**Your objective**.
Present each line of the entries below that holds the word "Communication".

**Material provided**.
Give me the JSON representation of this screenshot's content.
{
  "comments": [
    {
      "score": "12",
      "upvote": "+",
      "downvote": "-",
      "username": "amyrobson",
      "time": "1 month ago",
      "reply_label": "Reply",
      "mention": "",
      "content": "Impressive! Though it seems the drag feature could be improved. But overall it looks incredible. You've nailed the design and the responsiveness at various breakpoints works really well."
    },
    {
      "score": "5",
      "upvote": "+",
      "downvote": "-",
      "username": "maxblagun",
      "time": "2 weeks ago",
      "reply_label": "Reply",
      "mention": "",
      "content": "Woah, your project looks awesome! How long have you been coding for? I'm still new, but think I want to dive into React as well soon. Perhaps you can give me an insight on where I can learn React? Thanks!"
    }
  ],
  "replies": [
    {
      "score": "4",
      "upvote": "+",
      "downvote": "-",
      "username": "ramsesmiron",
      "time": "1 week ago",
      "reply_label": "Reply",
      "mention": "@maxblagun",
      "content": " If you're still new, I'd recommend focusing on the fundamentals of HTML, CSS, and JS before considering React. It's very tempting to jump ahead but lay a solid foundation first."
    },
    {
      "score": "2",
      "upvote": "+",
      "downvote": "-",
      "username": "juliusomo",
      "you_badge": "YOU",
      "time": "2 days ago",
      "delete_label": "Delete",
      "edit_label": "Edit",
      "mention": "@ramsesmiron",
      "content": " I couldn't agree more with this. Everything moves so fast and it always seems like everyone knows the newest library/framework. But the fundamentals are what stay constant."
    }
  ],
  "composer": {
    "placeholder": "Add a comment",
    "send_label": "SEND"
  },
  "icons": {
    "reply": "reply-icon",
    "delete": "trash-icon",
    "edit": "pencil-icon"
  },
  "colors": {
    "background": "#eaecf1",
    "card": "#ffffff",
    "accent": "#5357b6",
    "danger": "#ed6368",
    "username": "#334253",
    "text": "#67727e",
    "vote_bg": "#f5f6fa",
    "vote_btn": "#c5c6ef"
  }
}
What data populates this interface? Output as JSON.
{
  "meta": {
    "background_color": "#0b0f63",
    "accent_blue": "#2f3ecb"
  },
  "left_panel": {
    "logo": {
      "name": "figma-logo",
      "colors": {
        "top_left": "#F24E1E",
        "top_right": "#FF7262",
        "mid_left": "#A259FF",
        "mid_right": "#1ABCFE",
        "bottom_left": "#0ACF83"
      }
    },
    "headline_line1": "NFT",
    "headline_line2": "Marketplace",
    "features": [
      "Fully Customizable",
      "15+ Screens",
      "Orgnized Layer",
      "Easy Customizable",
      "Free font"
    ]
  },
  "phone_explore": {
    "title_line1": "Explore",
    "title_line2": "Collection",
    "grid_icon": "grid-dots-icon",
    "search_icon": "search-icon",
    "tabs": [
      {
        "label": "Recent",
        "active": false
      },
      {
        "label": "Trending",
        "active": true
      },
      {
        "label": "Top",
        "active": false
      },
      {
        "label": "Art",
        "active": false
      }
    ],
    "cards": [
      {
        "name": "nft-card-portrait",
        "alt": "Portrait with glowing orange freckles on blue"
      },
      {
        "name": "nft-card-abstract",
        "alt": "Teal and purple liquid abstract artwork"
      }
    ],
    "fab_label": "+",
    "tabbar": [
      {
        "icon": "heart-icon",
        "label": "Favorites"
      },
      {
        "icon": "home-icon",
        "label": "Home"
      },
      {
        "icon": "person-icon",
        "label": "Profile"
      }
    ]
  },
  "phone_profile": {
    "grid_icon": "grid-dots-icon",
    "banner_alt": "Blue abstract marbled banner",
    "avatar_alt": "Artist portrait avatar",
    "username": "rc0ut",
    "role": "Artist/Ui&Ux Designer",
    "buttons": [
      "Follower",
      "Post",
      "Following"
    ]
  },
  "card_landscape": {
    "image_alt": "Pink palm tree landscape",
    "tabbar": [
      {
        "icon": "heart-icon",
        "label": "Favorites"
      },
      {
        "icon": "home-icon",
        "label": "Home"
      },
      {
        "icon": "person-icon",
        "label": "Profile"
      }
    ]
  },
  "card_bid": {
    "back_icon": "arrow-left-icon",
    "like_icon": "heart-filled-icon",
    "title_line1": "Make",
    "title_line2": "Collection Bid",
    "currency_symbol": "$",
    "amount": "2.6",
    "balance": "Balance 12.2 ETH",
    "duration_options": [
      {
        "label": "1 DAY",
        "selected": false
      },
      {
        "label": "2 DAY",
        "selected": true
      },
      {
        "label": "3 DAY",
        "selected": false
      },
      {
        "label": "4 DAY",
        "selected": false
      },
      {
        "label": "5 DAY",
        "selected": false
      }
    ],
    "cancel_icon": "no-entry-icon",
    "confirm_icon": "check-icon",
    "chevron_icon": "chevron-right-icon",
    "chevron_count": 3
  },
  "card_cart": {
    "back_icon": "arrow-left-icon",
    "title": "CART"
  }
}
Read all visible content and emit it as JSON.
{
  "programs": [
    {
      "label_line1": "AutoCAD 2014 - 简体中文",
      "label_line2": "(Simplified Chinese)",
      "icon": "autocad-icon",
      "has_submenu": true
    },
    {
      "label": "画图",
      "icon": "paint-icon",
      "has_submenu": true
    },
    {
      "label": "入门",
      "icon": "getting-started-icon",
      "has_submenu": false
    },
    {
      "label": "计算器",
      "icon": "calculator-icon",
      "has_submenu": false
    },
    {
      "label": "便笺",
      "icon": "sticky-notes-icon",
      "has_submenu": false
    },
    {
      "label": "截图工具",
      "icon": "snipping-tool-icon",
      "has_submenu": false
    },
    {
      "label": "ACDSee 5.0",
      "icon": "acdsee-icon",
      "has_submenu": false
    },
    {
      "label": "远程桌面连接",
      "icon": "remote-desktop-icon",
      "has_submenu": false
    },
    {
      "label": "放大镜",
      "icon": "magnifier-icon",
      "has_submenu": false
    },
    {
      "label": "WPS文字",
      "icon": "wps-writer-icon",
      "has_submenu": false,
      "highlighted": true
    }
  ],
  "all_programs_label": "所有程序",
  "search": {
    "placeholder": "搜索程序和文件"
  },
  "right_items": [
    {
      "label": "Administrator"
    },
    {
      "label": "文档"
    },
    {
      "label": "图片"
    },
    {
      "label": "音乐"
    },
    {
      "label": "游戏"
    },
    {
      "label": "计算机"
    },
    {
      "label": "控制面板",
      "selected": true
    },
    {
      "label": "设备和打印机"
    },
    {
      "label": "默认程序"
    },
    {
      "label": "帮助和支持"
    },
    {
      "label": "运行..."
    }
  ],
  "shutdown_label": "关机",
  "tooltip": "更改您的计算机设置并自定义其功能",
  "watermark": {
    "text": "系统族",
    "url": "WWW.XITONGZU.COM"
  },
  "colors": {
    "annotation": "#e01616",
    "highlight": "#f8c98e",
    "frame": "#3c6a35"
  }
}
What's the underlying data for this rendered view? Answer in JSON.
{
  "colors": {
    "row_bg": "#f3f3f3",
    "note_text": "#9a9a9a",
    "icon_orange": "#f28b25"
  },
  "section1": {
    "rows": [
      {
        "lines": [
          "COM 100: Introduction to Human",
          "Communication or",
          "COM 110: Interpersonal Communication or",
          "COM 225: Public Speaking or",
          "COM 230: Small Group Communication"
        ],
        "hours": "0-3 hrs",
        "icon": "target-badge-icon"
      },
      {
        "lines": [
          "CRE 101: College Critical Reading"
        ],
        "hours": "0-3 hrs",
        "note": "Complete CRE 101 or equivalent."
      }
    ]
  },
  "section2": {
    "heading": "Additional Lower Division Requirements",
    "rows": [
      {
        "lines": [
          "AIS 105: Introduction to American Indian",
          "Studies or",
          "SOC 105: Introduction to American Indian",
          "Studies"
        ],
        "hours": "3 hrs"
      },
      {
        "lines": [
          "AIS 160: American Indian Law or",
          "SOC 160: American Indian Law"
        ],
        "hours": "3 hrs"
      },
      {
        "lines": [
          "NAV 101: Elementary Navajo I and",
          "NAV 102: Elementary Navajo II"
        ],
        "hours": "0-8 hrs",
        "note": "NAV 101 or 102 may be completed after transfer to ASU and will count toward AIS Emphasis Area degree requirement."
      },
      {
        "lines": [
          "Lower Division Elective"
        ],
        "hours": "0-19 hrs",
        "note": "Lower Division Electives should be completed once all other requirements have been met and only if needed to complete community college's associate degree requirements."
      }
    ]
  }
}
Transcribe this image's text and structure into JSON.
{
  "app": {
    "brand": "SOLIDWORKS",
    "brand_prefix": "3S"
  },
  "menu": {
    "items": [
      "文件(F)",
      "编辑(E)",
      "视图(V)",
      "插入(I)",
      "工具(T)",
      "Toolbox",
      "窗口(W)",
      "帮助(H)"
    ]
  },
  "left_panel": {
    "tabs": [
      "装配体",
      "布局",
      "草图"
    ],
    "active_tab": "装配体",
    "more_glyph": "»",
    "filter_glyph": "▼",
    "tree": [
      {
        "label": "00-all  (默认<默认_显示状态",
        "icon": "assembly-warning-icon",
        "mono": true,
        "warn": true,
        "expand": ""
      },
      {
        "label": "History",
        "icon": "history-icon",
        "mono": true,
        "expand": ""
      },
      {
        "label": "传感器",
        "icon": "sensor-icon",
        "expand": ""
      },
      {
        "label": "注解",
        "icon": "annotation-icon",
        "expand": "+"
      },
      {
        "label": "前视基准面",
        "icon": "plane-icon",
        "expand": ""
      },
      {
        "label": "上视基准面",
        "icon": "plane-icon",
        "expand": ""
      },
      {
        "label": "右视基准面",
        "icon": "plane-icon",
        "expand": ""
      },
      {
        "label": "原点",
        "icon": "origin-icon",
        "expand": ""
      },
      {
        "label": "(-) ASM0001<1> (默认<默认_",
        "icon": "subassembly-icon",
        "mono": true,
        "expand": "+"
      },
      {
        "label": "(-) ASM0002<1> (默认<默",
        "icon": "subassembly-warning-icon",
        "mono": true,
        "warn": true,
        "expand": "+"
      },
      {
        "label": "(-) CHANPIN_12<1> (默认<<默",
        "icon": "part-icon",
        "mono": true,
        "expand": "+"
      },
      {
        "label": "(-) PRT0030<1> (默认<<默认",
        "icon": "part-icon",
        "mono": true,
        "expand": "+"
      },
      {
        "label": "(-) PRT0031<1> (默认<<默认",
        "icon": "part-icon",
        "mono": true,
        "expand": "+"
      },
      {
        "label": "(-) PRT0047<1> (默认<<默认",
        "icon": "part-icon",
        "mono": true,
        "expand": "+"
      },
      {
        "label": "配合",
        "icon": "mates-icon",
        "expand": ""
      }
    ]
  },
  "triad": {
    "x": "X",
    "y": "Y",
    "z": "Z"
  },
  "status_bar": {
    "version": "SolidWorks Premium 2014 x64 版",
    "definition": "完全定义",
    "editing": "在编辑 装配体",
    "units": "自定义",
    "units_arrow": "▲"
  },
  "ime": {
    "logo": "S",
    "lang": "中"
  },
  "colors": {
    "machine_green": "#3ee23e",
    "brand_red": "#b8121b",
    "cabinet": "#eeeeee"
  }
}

**Answer space**.
          "Communication or",
          "COM 110: Interpersonal Communication or",
          "COM 230: Small Group Communication"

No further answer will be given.